Ed Friedrich’s story on the bill that prolonged a real estate transaction fee to pay for housing for the homeless gives a good synopsis of what went down. We’ve paid a lot of attention to this bill in some part because of state Sen. Jan Angel’s role in stopping it from going to the floor from her committee.
Hours before the session ended Angel was able to introduce the final version of the bill that keeps the funding going, but also addresses some problems Angel and others had with the overall program.
One of Angel’s objections when the bill was in committee was that this fee is only charged in real estate transactions. While individuals who buy homes, change titles, etc. are the ones paying the fee, Angel suggested it unfair that the real estate industry was the only being asked to shoulder the burden. She has also made the case that the real estate market is cyclical, so funding for the program is subject to the market’s whims.
The final bill passed by the Legislature does not change any of that, but it puts in place the possibility that the state could find a different funding source to either supplement or replace the current fee. Following a performance audit of the program the state will convene a task force that will report on other funding possibilities by the end of 2017. Legislators would then have two years to come up with something different before facing another deadline worse than the one they just faced. Missing this deadline would have seen the fee drop and then go away. Missing the 2019 deadline set by the new legislation means the fee just goes away.
Department of Commerce statistics conclude the program has dropped homelessness in the state by 29 percent overall. For families the number is 74 percent. For individuals it’s 5 percent.
In Kitsap County the drop in homelessness appears to be well above the 50 percent target, but that assumes I’m reading the state Department of Commerce report correctly. I’ll check on Monday. In Mason County it looks like homelessness has actually gone up.
The bill also stipulates that at least 45 percent of the funding wind up in the hands of for-profit landlords. Again, assuming I’m reading the Commerce report correctly, I don’t see where that has been a problem anywhere. In Kitsap County $648,478 went to for-profit landlords in 2012. Another $177,529 went to what the state defines as “public” landlords. Nothing went to non-profits.

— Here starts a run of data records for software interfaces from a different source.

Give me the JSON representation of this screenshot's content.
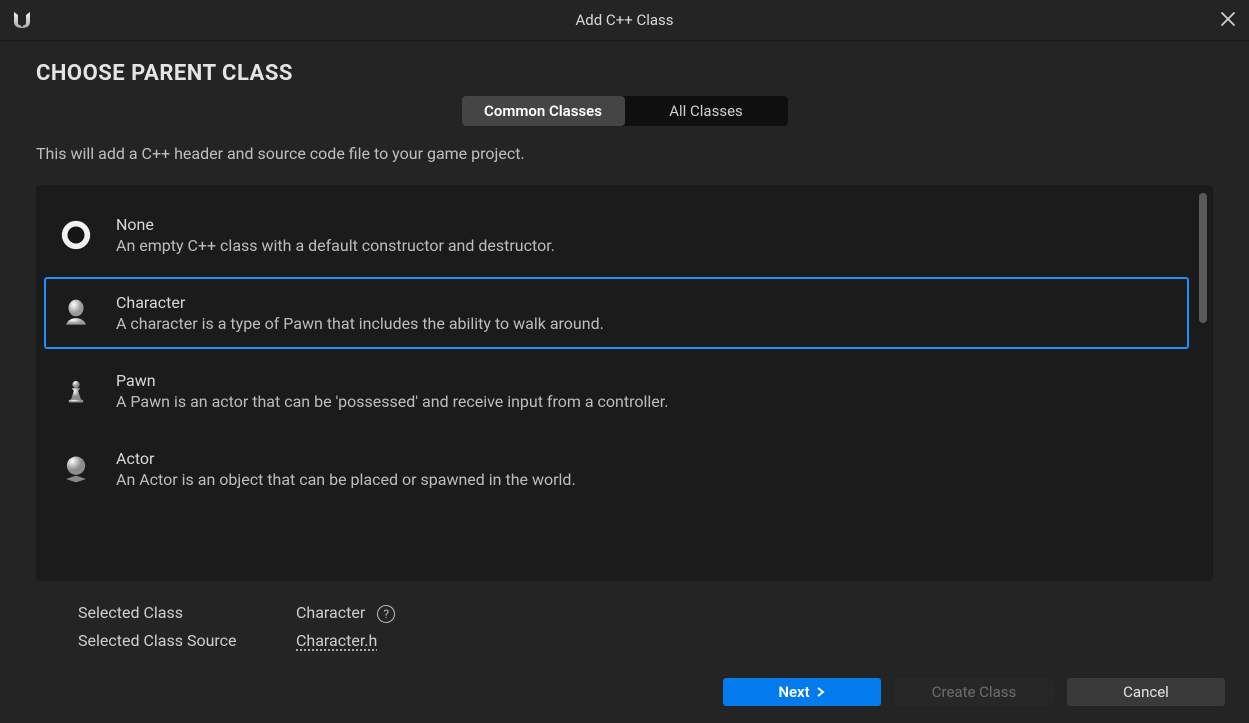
{
  "window": {
    "title": "Add C++ Class"
  },
  "page": {
    "heading": "CHOOSE PARENT CLASS",
    "description": "This will add a C++ header and source code file to your game project."
  },
  "tabs": {
    "common": "Common Classes",
    "all": "All Classes",
    "active": "common"
  },
  "classes": [
    {
      "id": "none",
      "name": "None",
      "desc": "An empty C++ class with a default constructor and destructor.",
      "selected": false,
      "icon": "circle-hole"
    },
    {
      "id": "character",
      "name": "Character",
      "desc": "A character is a type of Pawn that includes the ability to walk around.",
      "selected": true,
      "icon": "person-head"
    },
    {
      "id": "pawn",
      "name": "Pawn",
      "desc": "A Pawn is an actor that can be 'possessed' and receive input from a controller.",
      "selected": false,
      "icon": "chess-pawn"
    },
    {
      "id": "actor",
      "name": "Actor",
      "desc": "An Actor is an object that can be placed or spawned in the world.",
      "selected": false,
      "icon": "sphere-pedestal"
    }
  ],
  "selection": {
    "label_class": "Selected Class",
    "label_source": "Selected Class Source",
    "class_value": "Character",
    "source_value": "Character.h"
  },
  "buttons": {
    "next": "Next",
    "create": "Create Class",
    "cancel": "Cancel"
  }
}
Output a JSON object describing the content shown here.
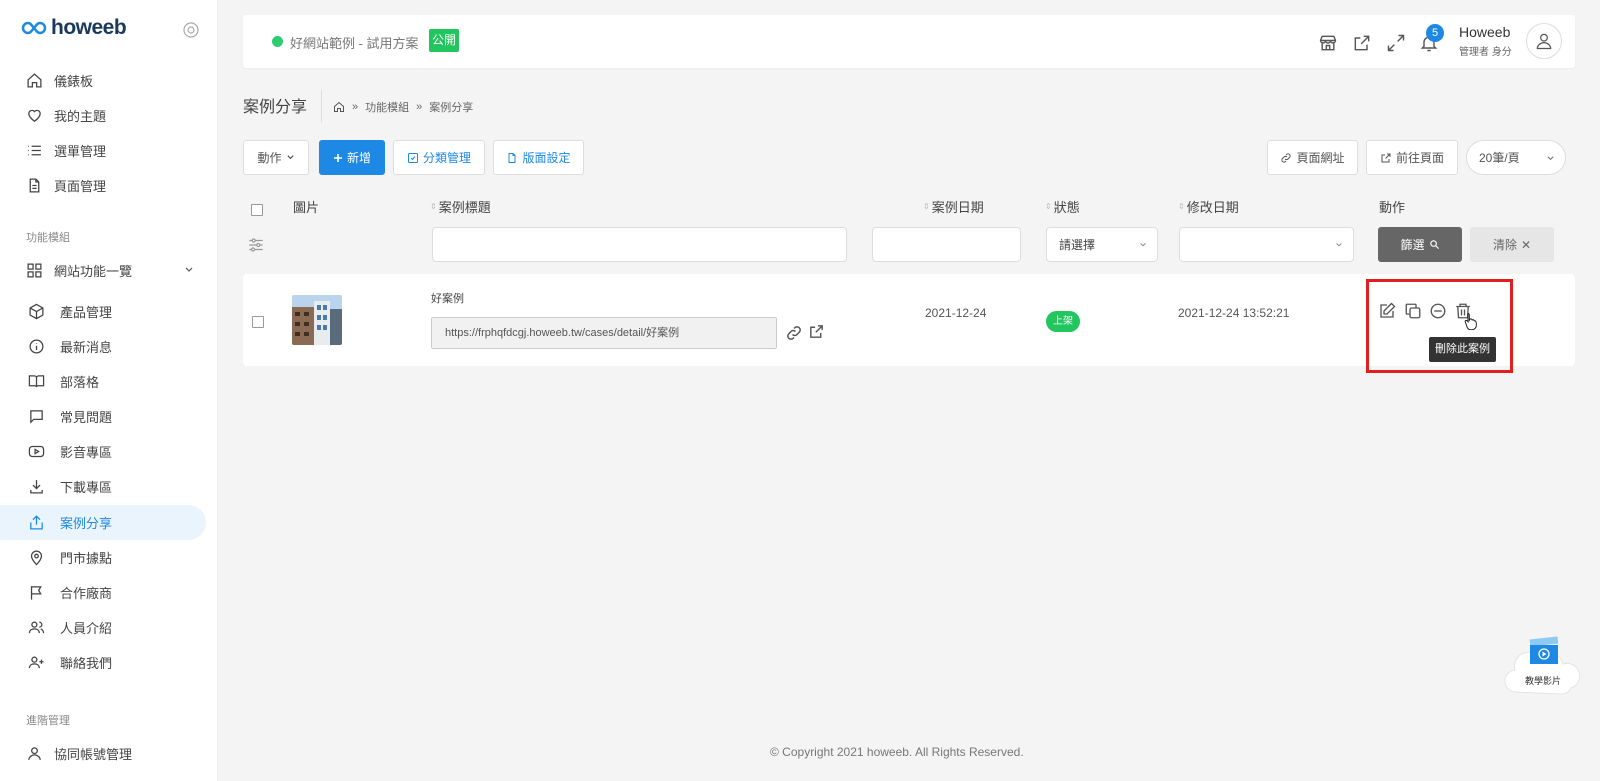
{
  "brand": {
    "logo_text": "howeeb"
  },
  "sidebar": {
    "items_top": [
      {
        "label": "儀錶板",
        "icon": "home-icon"
      },
      {
        "label": "我的主題",
        "icon": "heart-icon"
      },
      {
        "label": "選單管理",
        "icon": "list-icon"
      },
      {
        "label": "頁面管理",
        "icon": "document-icon"
      }
    ],
    "section_modules": "功能模組",
    "group_label": "網站功能一覽",
    "items_modules": [
      {
        "label": "產品管理",
        "icon": "box-icon"
      },
      {
        "label": "最新消息",
        "icon": "info-icon"
      },
      {
        "label": "部落格",
        "icon": "book-icon"
      },
      {
        "label": "常見問題",
        "icon": "chat-icon"
      },
      {
        "label": "影音專區",
        "icon": "video-icon"
      },
      {
        "label": "下載專區",
        "icon": "download-icon"
      },
      {
        "label": "案例分享",
        "icon": "share-icon",
        "active": true
      },
      {
        "label": "門市據點",
        "icon": "map-pin-icon"
      },
      {
        "label": "合作廠商",
        "icon": "flag-icon"
      },
      {
        "label": "人員介紹",
        "icon": "users-icon"
      },
      {
        "label": "聯絡我們",
        "icon": "user-plus-icon"
      }
    ],
    "section_advanced": "進階管理",
    "item_account": "協同帳號管理"
  },
  "topbar": {
    "site_name": "好網站範例 - 試用方案",
    "public_badge": "公開",
    "notification_count": "5",
    "user_name": "Howeeb",
    "user_role": "管理者 身分"
  },
  "page": {
    "title": "案例分享",
    "breadcrumb": [
      "功能模組",
      "案例分享"
    ]
  },
  "toolbar": {
    "action_label": "動作",
    "add_label": "新增",
    "category_label": "分類管理",
    "layout_label": "版面設定",
    "page_url_label": "頁面網址",
    "goto_page_label": "前往頁面",
    "per_page": "20筆/頁"
  },
  "table": {
    "headers": {
      "image": "圖片",
      "title": "案例標題",
      "date": "案例日期",
      "status": "狀態",
      "modified": "修改日期",
      "actions": "動作"
    },
    "filters": {
      "status_placeholder": "請選擇",
      "filter_button": "篩選",
      "clear_button": "清除"
    },
    "rows": [
      {
        "title": "好案例",
        "url": "https://frphqfdcgj.howeeb.tw/cases/detail/好案例",
        "date": "2021-12-24",
        "status": "上架",
        "modified": "2021-12-24 13:52:21"
      }
    ],
    "tooltip": "刪除此案例"
  },
  "footer": {
    "copyright": "© Copyright 2021 howeeb. All Rights Reserved."
  },
  "tutorial": {
    "label": "教學影片"
  },
  "colors": {
    "primary": "#1e88e5",
    "success": "#22c55e",
    "highlight": "#e02020"
  }
}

In Mason County $112,379 went to for-profits, and that was all of it.
In the end eight senators and 22 representatives voted against the program, all of them Republicans. All nine of Kitsap’s legislators voted for it.
Below you can watch the conversation on the Senate floor, a discussion led off by Angel.